This is my love letter to Water Street. Your buildings represent my own experience of blue-collar work that enabled a mechanic’s daughter to get enough college education to disparage her middle-school-dropout father’s prejudices, while moving into circles closed to him. Water Street represents the industries that built this town from the beginning, and the artistry in a handmade car part buried unseen in the engine.

Sparks and clangs and curses once jangled the now-silent ruins. Wandering south from the buildings, an explorer can find old ceramic fuses, a glass insulator, and maybe a gear. Shoes crunch over shards of brick and glass, until the quiet of the place forces a pause. Water Street is silent. Wind moves through the purple-flowering weeds, as distant broken windows stare like black eyes.

The 1919 Diary of Ypsilanti High School Teacher Carrie Hardy

Part of a year-long weekly serialization of Ypsilanti high school math teacher Carrie Hardy's diary.

Kind readers may recall that Carrie was just starting out teaching summer classes at the Ypsilanti High School, until illness struck her down.

July 21 Mon. No classes. Not well so called Dr. Breakey who came at 11 A.M. He gave me calomel tablets and in evening I took Pluto water. Mended some.

July 22 Tues. Taught all classes, but it was not easy work because of not feeling well.

July 23 Wed. Taught all classes but feeling miserable.

July 24 Thurs. Can't keep anything down. 7-8 class excused. Miss Wigal taught P.M. classes. Lillian with me. Dr. Breakey came again.

July 25 Fri. Could not teach today either. Feel a little better. Could not teach. Dr. Breakey came.

July 26 Sat. Mrs. Niblack came this A.M. My, I'm sick with liver and stomach trouble. Am having a time. Dr. Breakey again.

July 27 Sun. Dr. Breakey + Mrs. Niblack think maybe I can go to my 7-8 class tomorrow. Several callers.

Thanks for reading; tune in next Tuesday for the next series!

Monday, July 20, 2009

Advertising Don'ts from 1906

How do you "get the ear of the man you want to reach"?

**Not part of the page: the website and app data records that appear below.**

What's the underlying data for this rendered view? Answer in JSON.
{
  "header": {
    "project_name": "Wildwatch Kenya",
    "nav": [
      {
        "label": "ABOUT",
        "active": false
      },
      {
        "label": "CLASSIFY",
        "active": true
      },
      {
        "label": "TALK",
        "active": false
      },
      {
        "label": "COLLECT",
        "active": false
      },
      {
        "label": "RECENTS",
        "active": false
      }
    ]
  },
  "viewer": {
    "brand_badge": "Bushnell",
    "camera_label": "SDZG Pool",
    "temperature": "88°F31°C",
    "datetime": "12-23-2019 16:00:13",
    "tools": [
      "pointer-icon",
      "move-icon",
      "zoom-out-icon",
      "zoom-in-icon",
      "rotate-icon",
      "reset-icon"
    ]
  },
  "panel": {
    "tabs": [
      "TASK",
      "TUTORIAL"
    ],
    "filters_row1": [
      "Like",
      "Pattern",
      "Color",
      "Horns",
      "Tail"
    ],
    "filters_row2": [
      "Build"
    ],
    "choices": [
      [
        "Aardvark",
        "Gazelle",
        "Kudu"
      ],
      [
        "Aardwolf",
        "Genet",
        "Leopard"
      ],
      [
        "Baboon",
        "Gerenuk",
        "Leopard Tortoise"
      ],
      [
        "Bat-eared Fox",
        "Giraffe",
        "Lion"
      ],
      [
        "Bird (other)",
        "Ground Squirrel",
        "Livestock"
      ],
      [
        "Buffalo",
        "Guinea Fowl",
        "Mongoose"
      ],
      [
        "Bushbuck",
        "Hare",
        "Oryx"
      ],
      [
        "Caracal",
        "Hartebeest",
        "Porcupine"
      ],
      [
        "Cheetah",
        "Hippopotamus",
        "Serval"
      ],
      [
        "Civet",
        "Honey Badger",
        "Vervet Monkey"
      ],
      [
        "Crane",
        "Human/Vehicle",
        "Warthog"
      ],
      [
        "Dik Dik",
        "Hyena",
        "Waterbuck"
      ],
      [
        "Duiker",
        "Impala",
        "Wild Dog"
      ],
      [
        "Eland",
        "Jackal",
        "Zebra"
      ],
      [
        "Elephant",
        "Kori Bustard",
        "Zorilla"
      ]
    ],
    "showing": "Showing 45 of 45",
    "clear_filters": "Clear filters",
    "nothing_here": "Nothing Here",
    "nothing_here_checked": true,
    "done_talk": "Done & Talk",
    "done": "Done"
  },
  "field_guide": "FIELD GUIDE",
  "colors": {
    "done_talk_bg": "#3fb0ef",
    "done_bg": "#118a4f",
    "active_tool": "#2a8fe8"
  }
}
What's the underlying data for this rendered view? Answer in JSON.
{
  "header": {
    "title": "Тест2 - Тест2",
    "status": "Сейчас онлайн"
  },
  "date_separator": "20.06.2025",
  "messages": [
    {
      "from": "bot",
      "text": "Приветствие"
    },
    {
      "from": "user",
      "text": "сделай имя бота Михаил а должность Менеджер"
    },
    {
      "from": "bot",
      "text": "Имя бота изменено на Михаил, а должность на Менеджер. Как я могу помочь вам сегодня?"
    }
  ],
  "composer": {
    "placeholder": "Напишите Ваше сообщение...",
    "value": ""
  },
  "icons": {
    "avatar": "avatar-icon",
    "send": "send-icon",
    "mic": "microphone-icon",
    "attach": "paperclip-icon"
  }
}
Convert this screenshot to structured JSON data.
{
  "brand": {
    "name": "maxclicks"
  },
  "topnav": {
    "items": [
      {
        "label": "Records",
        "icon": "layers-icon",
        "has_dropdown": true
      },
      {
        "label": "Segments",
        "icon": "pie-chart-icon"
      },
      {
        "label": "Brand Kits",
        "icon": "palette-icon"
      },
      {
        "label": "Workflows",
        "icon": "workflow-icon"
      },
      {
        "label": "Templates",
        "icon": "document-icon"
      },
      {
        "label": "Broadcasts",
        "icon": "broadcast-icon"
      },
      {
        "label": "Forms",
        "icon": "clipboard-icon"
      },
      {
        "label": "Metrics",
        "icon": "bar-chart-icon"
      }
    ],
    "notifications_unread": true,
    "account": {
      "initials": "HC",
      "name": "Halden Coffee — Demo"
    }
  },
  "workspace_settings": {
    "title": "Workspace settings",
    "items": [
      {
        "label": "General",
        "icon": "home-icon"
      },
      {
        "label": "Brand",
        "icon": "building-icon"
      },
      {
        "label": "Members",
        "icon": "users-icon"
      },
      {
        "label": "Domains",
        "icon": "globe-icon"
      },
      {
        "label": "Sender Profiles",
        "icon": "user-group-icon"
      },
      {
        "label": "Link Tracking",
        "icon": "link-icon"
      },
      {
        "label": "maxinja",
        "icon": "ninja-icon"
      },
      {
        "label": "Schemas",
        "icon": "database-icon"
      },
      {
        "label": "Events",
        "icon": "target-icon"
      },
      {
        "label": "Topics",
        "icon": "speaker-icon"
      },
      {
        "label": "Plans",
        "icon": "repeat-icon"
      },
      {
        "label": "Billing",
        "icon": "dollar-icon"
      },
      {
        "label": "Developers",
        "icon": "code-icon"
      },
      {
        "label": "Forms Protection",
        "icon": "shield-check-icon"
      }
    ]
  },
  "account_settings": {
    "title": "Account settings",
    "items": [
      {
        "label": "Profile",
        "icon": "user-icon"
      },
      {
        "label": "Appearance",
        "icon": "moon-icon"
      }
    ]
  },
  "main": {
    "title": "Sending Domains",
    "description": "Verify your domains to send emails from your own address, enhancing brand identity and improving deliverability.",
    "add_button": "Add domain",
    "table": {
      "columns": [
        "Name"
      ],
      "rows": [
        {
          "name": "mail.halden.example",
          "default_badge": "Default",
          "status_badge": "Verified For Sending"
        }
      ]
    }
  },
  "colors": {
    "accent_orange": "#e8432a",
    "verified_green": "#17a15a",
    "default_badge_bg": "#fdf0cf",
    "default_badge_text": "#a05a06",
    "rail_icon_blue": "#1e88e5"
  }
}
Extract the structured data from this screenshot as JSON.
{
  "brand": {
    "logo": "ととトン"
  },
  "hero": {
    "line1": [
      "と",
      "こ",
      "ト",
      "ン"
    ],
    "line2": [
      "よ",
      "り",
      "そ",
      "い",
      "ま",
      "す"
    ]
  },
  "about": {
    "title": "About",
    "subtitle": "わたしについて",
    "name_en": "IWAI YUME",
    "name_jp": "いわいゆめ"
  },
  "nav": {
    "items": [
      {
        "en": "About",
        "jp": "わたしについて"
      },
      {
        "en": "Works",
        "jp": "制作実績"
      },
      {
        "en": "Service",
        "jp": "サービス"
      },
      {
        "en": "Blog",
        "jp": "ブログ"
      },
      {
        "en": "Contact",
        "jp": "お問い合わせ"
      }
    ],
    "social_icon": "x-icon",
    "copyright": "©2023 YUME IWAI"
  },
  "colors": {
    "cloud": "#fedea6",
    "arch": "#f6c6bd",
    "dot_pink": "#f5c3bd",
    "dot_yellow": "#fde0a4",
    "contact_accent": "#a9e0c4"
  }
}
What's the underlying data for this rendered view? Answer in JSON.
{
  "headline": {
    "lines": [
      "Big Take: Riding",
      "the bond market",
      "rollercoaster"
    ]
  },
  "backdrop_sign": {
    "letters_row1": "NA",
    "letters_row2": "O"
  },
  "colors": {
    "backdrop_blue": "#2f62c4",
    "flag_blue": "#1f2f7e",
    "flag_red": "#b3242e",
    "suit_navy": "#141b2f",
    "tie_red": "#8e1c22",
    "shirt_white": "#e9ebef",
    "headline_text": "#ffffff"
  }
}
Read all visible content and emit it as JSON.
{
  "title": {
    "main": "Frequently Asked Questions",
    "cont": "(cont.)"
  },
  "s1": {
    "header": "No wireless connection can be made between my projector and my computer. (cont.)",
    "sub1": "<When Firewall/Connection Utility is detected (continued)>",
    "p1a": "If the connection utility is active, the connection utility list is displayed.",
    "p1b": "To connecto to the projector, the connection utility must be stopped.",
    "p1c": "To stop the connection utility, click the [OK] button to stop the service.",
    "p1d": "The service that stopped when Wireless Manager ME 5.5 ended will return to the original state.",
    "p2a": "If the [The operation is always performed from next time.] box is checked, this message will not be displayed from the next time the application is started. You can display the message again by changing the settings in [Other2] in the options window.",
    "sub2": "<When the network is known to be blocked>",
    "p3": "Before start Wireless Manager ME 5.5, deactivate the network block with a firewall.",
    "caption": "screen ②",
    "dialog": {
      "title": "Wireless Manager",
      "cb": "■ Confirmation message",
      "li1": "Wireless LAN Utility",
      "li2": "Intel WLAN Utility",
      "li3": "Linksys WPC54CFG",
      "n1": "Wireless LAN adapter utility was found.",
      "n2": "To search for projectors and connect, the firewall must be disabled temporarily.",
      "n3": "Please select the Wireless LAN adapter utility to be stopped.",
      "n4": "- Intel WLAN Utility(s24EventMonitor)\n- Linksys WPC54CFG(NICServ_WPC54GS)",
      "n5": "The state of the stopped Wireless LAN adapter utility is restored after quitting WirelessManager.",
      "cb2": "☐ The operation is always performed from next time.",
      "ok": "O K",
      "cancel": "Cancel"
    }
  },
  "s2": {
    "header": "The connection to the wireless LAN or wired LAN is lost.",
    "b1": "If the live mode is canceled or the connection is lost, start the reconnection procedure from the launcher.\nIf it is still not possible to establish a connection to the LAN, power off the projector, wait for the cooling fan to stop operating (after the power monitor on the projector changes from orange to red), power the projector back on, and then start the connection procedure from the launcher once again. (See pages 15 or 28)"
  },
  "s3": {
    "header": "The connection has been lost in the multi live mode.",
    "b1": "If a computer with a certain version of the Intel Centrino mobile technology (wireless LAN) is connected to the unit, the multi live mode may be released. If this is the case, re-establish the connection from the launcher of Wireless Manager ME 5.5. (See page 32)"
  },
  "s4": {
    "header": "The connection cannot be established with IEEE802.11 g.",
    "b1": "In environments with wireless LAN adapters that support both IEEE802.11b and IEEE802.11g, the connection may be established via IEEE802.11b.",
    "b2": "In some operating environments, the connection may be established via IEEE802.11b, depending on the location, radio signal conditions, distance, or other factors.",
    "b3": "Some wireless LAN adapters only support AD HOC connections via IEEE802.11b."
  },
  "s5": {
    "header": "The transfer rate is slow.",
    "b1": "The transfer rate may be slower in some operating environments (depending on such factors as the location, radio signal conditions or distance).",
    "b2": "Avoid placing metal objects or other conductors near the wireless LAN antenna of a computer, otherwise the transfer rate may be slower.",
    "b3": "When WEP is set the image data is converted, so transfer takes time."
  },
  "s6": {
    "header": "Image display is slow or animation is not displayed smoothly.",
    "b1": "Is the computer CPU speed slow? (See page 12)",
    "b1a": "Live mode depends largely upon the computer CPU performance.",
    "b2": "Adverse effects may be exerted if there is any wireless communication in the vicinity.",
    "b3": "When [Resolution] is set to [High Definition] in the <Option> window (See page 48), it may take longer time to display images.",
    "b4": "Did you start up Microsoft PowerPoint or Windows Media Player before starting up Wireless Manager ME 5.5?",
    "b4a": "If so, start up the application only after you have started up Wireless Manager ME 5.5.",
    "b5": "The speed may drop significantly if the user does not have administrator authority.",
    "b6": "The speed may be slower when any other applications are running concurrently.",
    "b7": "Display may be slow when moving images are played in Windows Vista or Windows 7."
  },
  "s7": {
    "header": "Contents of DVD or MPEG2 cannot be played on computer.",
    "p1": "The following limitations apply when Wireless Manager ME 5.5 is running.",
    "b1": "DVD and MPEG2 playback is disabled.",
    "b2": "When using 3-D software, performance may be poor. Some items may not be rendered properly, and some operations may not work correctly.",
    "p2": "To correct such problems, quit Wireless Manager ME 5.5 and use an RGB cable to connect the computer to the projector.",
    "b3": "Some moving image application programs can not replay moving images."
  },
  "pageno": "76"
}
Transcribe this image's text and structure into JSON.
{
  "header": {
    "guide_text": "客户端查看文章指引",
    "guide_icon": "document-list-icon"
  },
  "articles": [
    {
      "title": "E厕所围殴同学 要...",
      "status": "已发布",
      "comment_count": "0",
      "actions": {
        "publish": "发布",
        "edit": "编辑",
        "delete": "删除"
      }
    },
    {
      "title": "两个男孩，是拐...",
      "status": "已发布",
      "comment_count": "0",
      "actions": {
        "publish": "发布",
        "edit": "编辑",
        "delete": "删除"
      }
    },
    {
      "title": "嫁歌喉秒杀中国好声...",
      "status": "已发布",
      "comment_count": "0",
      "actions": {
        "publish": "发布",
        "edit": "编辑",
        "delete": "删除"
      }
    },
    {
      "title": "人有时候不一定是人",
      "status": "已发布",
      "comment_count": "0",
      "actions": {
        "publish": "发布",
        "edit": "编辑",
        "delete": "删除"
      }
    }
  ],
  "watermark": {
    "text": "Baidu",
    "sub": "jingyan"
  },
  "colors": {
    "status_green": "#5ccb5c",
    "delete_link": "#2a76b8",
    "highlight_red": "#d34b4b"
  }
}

Why, you shoot it off, of course. You can see the little ear bits flying off there in a spray of gore.

Presumably the shooter picks them up. There you go. You got the ear.

But probably not an eager attendee of your auction sale.

A hair product that sounds like a snake poison is not exactly appealing.

"Madame Theka" complains about dandruff, and her carnivalesque moniker does suggest flakiness.

On the manly side of hair potions, Rexall's "93" is the tonic for you if you wish to grow a third eye of wisdom.

Dusty D remembers reading about this tonic in her beloved book Nostrums and Quackery, published by the infant AMA, back in the day. They tested it, and found it to be worthless.

Nothing suggests hair regeneration more than a miniature Scotsman and a Native American perched on one's shoulders.

The recipient of their attentive massage looks perfectly sanguine about the situation. Even a bit dreamy.

This is another ad for ol' "93." Gives you the Third Eye of Wisdom, makes you dreamy-eyed, and then small ethnic stereotypes appear out of the woodwork and become your friends.

What's in that stuff, anyways?

You are what you wear. Would the recipient of a present of this lovely dog-fur coat develop an uncontrollable urge to heel, beg, pee outdoors, and roll over?


"Get your plumbing from us, and your house, 'underneath the surface,' will be like an ocean."

As opposed to a nice dry basement. Slightly unfortunate image choice here. Though the li'l crab is cute. Not that you'd want crabs in your basement either.

And that's tonight's roundup of dubious 1906 advertisements!